Every few years I give some thought (and prayer) to what sort of material I should use for devotional reading. I would class much of Andrew Murray’s and AW Tozer’s works as ‘devotional’, but this is not what I have in mind.
Some call is a quiet time, some a devotional, others call it spending time with the Lord. What I mean is some form or structure or intent of daily guided reading of Scripture with or without some additional commentary.
For example, this year I read and meditated on a verse of Psalm 119 for the first 88 days of the year and then recommenced on 1st July. One year I read the daily portion of Oswald Chamber’s My Utmost for His Highest each day. Around ten years ago I would read portions of Daily Light on the Daily Path which is a selection of Scripture verses curated by Jonathan Bagster in the mid 1800s. Recently I finished reading the 365 daily notes contained in the NLT Daily Study Bible for Men (I commenced these around 20 years ago, recommenced them maybe ten years ago and have now finished them!)
I’ve also used and/or tried a variety of Bible reading plans over the years including chronological, the Horner method of reading ten different chapters each day from ten different books/genres, and the M’Cheyne Bible reading plan.
I first came across the M’Cheyne Bible reading plan in the early 2000s. His method is to read two or four chapters a day. The first reading is from the Old Testament from Genesis to 2 Chronicles. The second reading is the New Testament and Psalms (Gospels, Psalms, then Acts to Revelation). The third reading is Old Testament from Ezra to Malachi (excluding the Psalms) and the fourth reading is the New Testament and Psalms but in the sequence Acts to Revelation, Matthew and Mark, then the Psalms and finishing with Luke and John.
There are a couple of companion volumes to the M’Cheyne reading plan written by Don Carson. His writings aren’t so much devotional as providing some high-level commentary on the broad plans of Scripture from the daily readings. I first used the M’Cheyne plan and Carson’s book back in 2003 and 2004. My recollection is that I did two readings daily across those years. I then used the plan again in 2008 and 2009 but my recollection is of doing two daily readings in 2008 and one reading in 2009. For the record Don Carson’s first volume focuses on the first two readings and his second volume focuses on the third and fourth readings–but sometimes he comments on three or even four of the readings.
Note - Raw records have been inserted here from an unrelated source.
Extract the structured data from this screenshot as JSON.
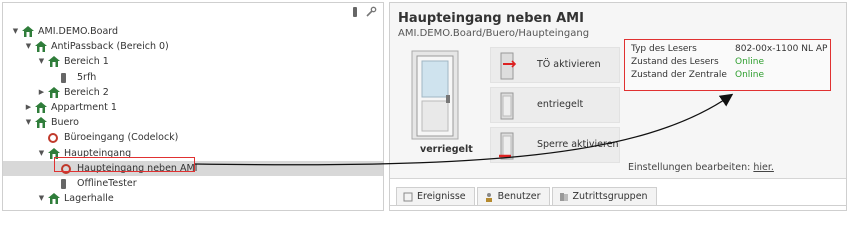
{
  "toolbar": {
    "icons": [
      "tester-icon",
      "wrench-icon"
    ]
  },
  "tree": [
    {
      "label": "AMI.DEMO.Board",
      "icon": "building-icon",
      "toggle": "▼",
      "level": 0
    },
    {
      "label": "AntiPassback (Bereich 0)",
      "icon": "building-icon",
      "toggle": "▼",
      "level": 1
    },
    {
      "label": "Bereich 1",
      "icon": "building-icon",
      "toggle": "▼",
      "level": 2
    },
    {
      "label": "5rfh",
      "icon": "tester-icon",
      "toggle": "",
      "level": 3
    },
    {
      "label": "Bereich 2",
      "icon": "building-icon",
      "toggle": "▶",
      "level": 2
    },
    {
      "label": "Appartment 1",
      "icon": "building-icon",
      "toggle": "▶",
      "level": 1
    },
    {
      "label": "Buero",
      "icon": "building-icon",
      "toggle": "▼",
      "level": 1
    },
    {
      "label": "Büroeingang (Codelock)",
      "icon": "door-icon",
      "toggle": "",
      "level": 2
    },
    {
      "label": "Haupteingang",
      "icon": "building-icon",
      "toggle": "▼",
      "level": 2
    },
    {
      "label": "Haupteingang neben AMI",
      "icon": "door-icon",
      "toggle": "",
      "level": 3,
      "selected": true
    },
    {
      "label": "OfflineTester",
      "icon": "tester-icon",
      "toggle": "",
      "level": 3
    },
    {
      "label": "Lagerhalle",
      "icon": "building-icon",
      "toggle": "▼",
      "level": 2
    }
  ],
  "detail": {
    "title": "Haupteingang neben AMI",
    "path": "AMI.DEMO.Board/Buero/Haupteingang",
    "door_state": "verriegelt",
    "actions": [
      {
        "label": "TÖ aktivieren",
        "icon": "door-open-red-icon"
      },
      {
        "label": "entriegelt",
        "icon": "door-unlocked-icon"
      },
      {
        "label": "Sperre aktivieren",
        "icon": "door-locked-red-icon"
      }
    ],
    "info": [
      {
        "key": "Typ des Lesers",
        "value": "802-00x-1100 NL AP",
        "status": ""
      },
      {
        "key": "Zustand des Lesers",
        "value": "Online",
        "status": "ok"
      },
      {
        "key": "Zustand der Zentrale",
        "value": "Online",
        "status": "ok"
      }
    ],
    "settings_text": "Einstellungen bearbeiten:",
    "settings_link": "hier.",
    "tabs": [
      {
        "label": "Ereignisse",
        "icon": "event-icon"
      },
      {
        "label": "Benutzer",
        "icon": "user-icon"
      },
      {
        "label": "Zutrittsgruppen",
        "icon": "group-icon"
      }
    ]
  },
  "colors": {
    "accent_red": "#e03131",
    "online_green": "#2e9e2e",
    "selection_bg": "#d8d8d8",
    "building_green": "#2f7d3a"
  }
}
And the point? I intend to use the M’Cheyne Bible reading plan for 2022 and the associated comments from volume one of Don’s work. I’m not sure if I will read two, three or four chapters each day–certainly the first two. I feel that I have been missing out on taking in broader sweeps of Scripture and reading in this manner is somewhat structured and allows me to see the sweep of redemptive history.